CONTACT: Margot Friedman at 202-332-5550 or


A Majority of Justices From 1976 Decision Agree: Death Penalty Experiment Has Failed

(Washington, D.C.) July 2, 2011 is the 35th anniversary of the U.S. Supreme Court’s decision in Gregg v. Georgia, where the Court approved sentencing schemes intended to make the death penalty less arbitrary and reinstated capital punishment after a four-year moratorium. In advance of this anniversary, the Death Penalty Information Center (DPIC) released a report today showing that race, geography, money, and other arbitrary factors continue to make receiving the death penalty as random as being “struck by lightning,” as Justice Potter Stewart observed.

Read “Struck By Lightning: The Continuing Arbitrariness of the Death Penalty Thirty-Five Years After Its Re-instatement in 1976.”

“Many of those who favored the death penalty in the abstract have come to view its practice very differently. They have reached the conclusion that if society’s ultimate punishment cannot be applied fairly, it should not be applied at all,” the report concludes.

A majority of the nine Justices who served on the Supreme Court in 1976 when the death penalty was reinstated eventually concluded the experiment had failed. Three of the justices in the Gregg majority (Justices Blackmun, Powell and Stevens) later changed their minds and would have joined Justices Marshall and Brennan in banning capital punishment as unconstitutional.

The report includes a side-by-side comparison entitled “Who is executed? Who is spared?” that shows the worst of the worst offenders often avoid the death penalty. For example, serial killer Gary Ridgway, who pled guilty to killing 48 people in Washington State, was spared the death penalty in exchange for detailed confessions about his victims.
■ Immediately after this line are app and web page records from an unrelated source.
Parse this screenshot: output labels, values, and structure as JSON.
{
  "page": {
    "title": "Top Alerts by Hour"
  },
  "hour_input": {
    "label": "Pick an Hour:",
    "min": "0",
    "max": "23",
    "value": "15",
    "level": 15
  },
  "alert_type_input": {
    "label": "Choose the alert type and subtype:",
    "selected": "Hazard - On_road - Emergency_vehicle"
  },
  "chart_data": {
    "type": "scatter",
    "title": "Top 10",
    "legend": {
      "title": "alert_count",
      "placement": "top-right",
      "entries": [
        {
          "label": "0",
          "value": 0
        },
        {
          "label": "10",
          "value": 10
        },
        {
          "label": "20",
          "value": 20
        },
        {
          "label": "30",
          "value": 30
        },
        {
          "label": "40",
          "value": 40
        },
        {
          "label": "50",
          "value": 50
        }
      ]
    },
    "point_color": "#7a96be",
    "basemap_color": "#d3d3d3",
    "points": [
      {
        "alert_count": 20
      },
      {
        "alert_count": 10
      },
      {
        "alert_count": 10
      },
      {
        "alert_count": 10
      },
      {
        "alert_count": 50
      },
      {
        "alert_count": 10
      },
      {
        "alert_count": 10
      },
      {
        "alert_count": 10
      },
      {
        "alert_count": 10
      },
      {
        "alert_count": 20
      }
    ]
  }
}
In contrast, the borderline mentally retarded Teresa Lewis, who stood by as co-defendants shot her husband, was executed in Virginia. Her co-defendants received life sentences.

National and state data show that the system is too random to be an effective deterrent or deliver retribution. For example, there are approximately 15,000 murders a year nationwide. In 2010, there were 46 executions. A ratio of one execution for every 326 murders suggests that the death penalty is still as unpredictable as being struck by lightning.

According to the report, variables that have nothing to do with the severity of the crime or the culpability of the defendant exert significant influence over capital sentencing and executions:

  • Race: Study after study has shown that defendants who kill white victims are far more likely to receive the death penalty than those who kill black victims.
  • Geography: Almost all of the death sentences in the country come from a relatively few counties and almost all of the executions occur in a handful of states.
  • Costs: Money often plays a key role in the quality of defense a defendant receives and county budgets often dictate whether the district attorney will seek the death penalty.
  • Uneven Appellate Review: In some states, almost all death sentences are affirmed in state court, while in others most are overturned. Nationwide, two-thirds of death sentences are overturned on appeal. When reconsidered, more than 80 percent receive a sentence less than death. The statistics call into question the reliability of the system in selecting the “worst of the worst” for the death penalty.

A national poll of registered voters conducted in 2010 by Lake Research Partners indicated that the problem of unfairness ranks as one of the top concerns among voters leading them to support replacing the death penalty with a sentence of life without parole.

Sixty-nine percent (69%) of respondents found it convincing that: “In reality, the death penalty is applied unevenly and unfairly, even for similar crimes. Some people are sentenced to die because they couldn’t afford a better lawyer, or because they live in a county that seeks the death penalty a lot. A system that is so arbitrary should not be allowed to choose who lives and who dies.”

Prominent legal organizations, such as the American Bar Association and the American Law Institute (ALI), agree that the system is extremely flawed. In 2009, the ALI voted to rescind parts of the Model Penal Code dealing with the death penalty citing the futility of trying to fix the system.

To speak with Richard Dieter, Executive Director of DPIC and author of the report, please contact Margot Friedman at 202-332-5550 or or Elaine de Leon at (202) 289-2275 or

The Death Penalty Information Center is a non-profit organization serving the media and the public with analysis and information on issues concerning capital punishment. DPIC was founded in 1990 and prepares in-depth reports, issues press releases, conducts briefings for the media, and serves as a resource to those working on this issue. DPIC is widely quoted and consulted by all those concerned with the death penalty.

# # #